BEGIN

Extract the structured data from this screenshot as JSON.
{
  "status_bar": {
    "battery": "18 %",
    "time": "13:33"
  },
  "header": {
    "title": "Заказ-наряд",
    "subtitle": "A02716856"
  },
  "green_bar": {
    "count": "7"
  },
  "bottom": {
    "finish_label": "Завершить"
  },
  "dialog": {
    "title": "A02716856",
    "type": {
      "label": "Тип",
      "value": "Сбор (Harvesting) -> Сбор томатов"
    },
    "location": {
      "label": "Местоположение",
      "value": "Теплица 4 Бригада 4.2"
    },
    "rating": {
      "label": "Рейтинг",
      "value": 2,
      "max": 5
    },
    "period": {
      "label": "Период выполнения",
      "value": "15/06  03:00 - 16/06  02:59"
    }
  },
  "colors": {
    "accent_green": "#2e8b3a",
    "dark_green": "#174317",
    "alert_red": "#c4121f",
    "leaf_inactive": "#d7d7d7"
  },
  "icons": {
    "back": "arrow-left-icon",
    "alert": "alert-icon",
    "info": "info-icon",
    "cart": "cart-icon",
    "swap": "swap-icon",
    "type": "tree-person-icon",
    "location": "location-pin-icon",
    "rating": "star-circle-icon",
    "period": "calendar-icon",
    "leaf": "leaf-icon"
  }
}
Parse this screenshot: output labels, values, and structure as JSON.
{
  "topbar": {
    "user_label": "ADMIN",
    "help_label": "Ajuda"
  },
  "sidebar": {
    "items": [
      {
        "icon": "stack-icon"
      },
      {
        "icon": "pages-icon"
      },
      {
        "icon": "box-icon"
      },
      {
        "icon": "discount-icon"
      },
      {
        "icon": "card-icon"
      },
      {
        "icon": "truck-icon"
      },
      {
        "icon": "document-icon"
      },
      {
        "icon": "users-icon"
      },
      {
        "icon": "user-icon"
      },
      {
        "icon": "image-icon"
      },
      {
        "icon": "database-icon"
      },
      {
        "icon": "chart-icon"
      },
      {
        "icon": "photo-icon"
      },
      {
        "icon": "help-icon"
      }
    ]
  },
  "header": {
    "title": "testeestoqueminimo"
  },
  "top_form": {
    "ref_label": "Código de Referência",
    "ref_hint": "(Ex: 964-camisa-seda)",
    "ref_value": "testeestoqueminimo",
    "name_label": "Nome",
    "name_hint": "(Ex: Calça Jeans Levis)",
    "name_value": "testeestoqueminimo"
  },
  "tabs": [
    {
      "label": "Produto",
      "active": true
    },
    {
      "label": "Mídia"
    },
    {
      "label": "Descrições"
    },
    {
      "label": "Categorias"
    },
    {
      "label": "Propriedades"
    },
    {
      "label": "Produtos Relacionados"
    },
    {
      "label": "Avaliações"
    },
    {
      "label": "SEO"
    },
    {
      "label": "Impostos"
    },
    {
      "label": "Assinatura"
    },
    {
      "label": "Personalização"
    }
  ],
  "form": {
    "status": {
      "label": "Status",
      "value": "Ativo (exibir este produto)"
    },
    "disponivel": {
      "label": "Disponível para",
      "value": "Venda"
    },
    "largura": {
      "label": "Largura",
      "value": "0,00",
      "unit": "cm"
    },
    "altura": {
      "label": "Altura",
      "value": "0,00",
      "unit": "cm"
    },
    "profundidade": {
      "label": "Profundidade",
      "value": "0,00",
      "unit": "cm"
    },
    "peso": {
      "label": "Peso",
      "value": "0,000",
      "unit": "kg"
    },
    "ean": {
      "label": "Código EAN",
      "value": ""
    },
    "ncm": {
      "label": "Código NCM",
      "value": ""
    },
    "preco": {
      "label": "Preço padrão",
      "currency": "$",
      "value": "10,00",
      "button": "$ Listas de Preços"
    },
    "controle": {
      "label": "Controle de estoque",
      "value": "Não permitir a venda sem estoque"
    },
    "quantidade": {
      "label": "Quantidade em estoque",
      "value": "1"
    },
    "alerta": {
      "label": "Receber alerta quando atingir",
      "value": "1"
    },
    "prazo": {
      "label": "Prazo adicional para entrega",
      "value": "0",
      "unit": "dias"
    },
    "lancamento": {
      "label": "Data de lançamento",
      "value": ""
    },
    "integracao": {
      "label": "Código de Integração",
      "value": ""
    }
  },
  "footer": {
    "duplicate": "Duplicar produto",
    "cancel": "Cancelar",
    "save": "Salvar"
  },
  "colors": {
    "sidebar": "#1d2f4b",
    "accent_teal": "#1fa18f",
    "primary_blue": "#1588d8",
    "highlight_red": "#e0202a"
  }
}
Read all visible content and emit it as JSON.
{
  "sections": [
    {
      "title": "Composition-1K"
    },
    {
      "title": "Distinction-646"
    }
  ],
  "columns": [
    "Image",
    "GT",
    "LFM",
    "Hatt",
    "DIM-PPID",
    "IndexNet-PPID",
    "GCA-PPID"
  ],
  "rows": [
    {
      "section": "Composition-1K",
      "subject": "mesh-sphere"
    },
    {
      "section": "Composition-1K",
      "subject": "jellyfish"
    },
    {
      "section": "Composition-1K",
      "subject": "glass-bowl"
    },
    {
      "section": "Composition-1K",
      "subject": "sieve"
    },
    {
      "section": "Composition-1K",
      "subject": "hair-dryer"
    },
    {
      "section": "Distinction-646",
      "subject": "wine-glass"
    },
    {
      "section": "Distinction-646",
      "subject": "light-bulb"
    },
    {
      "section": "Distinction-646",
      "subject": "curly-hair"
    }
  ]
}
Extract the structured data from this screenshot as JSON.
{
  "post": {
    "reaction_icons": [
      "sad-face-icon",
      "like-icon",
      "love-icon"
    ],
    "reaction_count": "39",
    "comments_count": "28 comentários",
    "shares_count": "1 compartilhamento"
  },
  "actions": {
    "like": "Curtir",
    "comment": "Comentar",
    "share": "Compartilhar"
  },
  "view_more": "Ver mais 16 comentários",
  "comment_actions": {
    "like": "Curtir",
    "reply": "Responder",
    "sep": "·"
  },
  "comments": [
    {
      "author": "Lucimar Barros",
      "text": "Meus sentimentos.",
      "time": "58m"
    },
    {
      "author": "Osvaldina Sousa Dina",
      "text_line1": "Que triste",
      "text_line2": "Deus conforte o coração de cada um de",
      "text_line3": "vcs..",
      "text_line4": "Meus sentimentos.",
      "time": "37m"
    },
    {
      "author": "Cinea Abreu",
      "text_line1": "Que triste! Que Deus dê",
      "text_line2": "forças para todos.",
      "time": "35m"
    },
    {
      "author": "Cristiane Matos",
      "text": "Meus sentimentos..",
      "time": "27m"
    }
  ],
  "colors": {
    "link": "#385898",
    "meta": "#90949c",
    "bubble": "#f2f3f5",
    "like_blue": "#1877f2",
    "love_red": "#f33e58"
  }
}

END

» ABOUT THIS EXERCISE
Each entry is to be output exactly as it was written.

» RESPONSE TO THE EXERCISE
Extract the structured data from this screenshot as JSON.
{
  "status_bar": {
    "battery": "18 %",
    "time": "13:33"
  },
  "header": {
    "title": "Заказ-наряд",
    "subtitle": "A02716856"
  },
  "green_bar": {
    "count": "7"
  },
  "bottom": {
    "finish_label": "Завершить"
  },
  "dialog": {
    "title": "A02716856",
    "type": {
      "label": "Тип",
      "value": "Сбор (Harvesting) -> Сбор томатов"
    },
    "location": {
      "label": "Местоположение",
      "value": "Теплица 4 Бригада 4.2"
    },
    "rating": {
      "label": "Рейтинг",
      "value": 2,
      "max": 5
    },
    "period": {
      "label": "Период выполнения",
      "value": "15/06  03:00 - 16/06  02:59"
    }
  },
  "colors": {
    "accent_green": "#2e8b3a",
    "dark_green": "#174317",
    "alert_red": "#c4121f",
    "leaf_inactive": "#d7d7d7"
  },
  "icons": {
    "back": "arrow-left-icon",
    "alert": "alert-icon",
    "info": "info-icon",
    "cart": "cart-icon",
    "swap": "swap-icon",
    "type": "tree-person-icon",
    "location": "location-pin-icon",
    "rating": "star-circle-icon",
    "period": "calendar-icon",
    "leaf": "leaf-icon"
  }
}
Parse this screenshot: output labels, values, and structure as JSON.
{
  "topbar": {
    "user_label": "ADMIN",
    "help_label": "Ajuda"
  },
  "sidebar": {
    "items": [
      {
        "icon": "stack-icon"
      },
      {
        "icon": "pages-icon"
      },
      {
        "icon": "box-icon"
      },
      {
        "icon": "discount-icon"
      },
      {
        "icon": "card-icon"
      },
      {
        "icon": "truck-icon"
      },
      {
        "icon": "document-icon"
      },
      {
        "icon": "users-icon"
      },
      {
        "icon": "user-icon"
      },
      {
        "icon": "image-icon"
      },
      {
        "icon": "database-icon"
      },
      {
        "icon": "chart-icon"
      },
      {
        "icon": "photo-icon"
      },
      {
        "icon": "help-icon"
      }
    ]
  },
  "header": {
    "title": "testeestoqueminimo"
  },
  "top_form": {
    "ref_label": "Código de Referência",
    "ref_hint": "(Ex: 964-camisa-seda)",
    "ref_value": "testeestoqueminimo",
    "name_label": "Nome",
    "name_hint": "(Ex: Calça Jeans Levis)",
    "name_value": "testeestoqueminimo"
  },
  "tabs": [
    {
      "label": "Produto",
      "active": true
    },
    {
      "label": "Mídia"
    },
    {
      "label": "Descrições"
    },
    {
      "label": "Categorias"
    },
    {
      "label": "Propriedades"
    },
    {
      "label": "Produtos Relacionados"
    },
    {
      "label": "Avaliações"
    },
    {
      "label": "SEO"
    },
    {
      "label": "Impostos"
    },
    {
      "label": "Assinatura"
    },
    {
      "label": "Personalização"
    }
  ],
  "form": {
    "status": {
      "label": "Status",
      "value": "Ativo (exibir este produto)"
    },
    "disponivel": {
      "label": "Disponível para",
      "value": "Venda"
    },
    "largura": {
      "label": "Largura",
      "value": "0,00",
      "unit": "cm"
    },
    "altura": {
      "label": "Altura",
      "value": "0,00",
      "unit": "cm"
    },
    "profundidade": {
      "label": "Profundidade",
      "value": "0,00",
      "unit": "cm"
    },
    "peso": {
      "label": "Peso",
      "value": "0,000",
      "unit": "kg"
    },
    "ean": {
      "label": "Código EAN",
      "value": ""
    },
    "ncm": {
      "label": "Código NCM",
      "value": ""
    },
    "preco": {
      "label": "Preço padrão",
      "currency": "$",
      "value": "10,00",
      "button": "$ Listas de Preços"
    },
    "controle": {
      "label": "Controle de estoque",
      "value": "Não permitir a venda sem estoque"
    },
    "quantidade": {
      "label": "Quantidade em estoque",
      "value": "1"
    },
    "alerta": {
      "label": "Receber alerta quando atingir",
      "value": "1"
    },
    "prazo": {
      "label": "Prazo adicional para entrega",
      "value": "0",
      "unit": "dias"
    },
    "lancamento": {
      "label": "Data de lançamento",
      "value": ""
    },
    "integracao": {
      "label": "Código de Integração",
      "value": ""
    }
  },
  "footer": {
    "duplicate": "Duplicar produto",
    "cancel": "Cancelar",
    "save": "Salvar"
  },
  "colors": {
    "sidebar": "#1d2f4b",
    "accent_teal": "#1fa18f",
    "primary_blue": "#1588d8",
    "highlight_red": "#e0202a"
  }
}
Read all visible content and emit it as JSON.
{
  "sections": [
    {
      "title": "Composition-1K"
    },
    {
      "title": "Distinction-646"
    }
  ],
  "columns": [
    "Image",
    "GT",
    "LFM",
    "Hatt",
    "DIM-PPID",
    "IndexNet-PPID",
    "GCA-PPID"
  ],
  "rows": [
    {
      "section": "Composition-1K",
      "subject": "mesh-sphere"
    },
    {
      "section": "Composition-1K",
      "subject": "jellyfish"
    },
    {
      "section": "Composition-1K",
      "subject": "glass-bowl"
    },
    {
      "section": "Composition-1K",
      "subject": "sieve"
    },
    {
      "section": "Composition-1K",
      "subject": "hair-dryer"
    },
    {
      "section": "Distinction-646",
      "subject": "wine-glass"
    },
    {
      "section": "Distinction-646",
      "subject": "light-bulb"
    },
    {
      "section": "Distinction-646",
      "subject": "curly-hair"
    }
  ]
}
Extract the structured data from this screenshot as JSON.
{
  "post": {
    "reaction_icons": [
      "sad-face-icon",
      "like-icon",
      "love-icon"
    ],
    "reaction_count": "39",
    "comments_count": "28 comentários",
    "shares_count": "1 compartilhamento"
  },
  "actions": {
    "like": "Curtir",
    "comment": "Comentar",
    "share": "Compartilhar"
  },
  "view_more": "Ver mais 16 comentários",
  "comment_actions": {
    "like": "Curtir",
    "reply": "Responder",
    "sep": "·"
  },
  "comments": [
    {
      "author": "Lucimar Barros",
      "text": "Meus sentimentos.",
      "time": "58m"
    },
    {
      "author": "Osvaldina Sousa Dina",
      "text_line1": "Que triste",
      "text_line2": "Deus conforte o coração de cada um de",
      "text_line3": "vcs..",
      "text_line4": "Meus sentimentos.",
      "time": "37m"
    },
    {
      "author": "Cinea Abreu",
      "text_line1": "Que triste! Que Deus dê",
      "text_line2": "forças para todos.",
      "time": "35m"
    },
    {
      "author": "Cristiane Matos",
      "text": "Meus sentimentos..",
      "time": "27m"
    }
  ],
  "colors": {
    "link": "#385898",
    "meta": "#90949c",
    "bubble": "#f2f3f5",
    "like_blue": "#1877f2",
    "love_red": "#f33e58"
  }
}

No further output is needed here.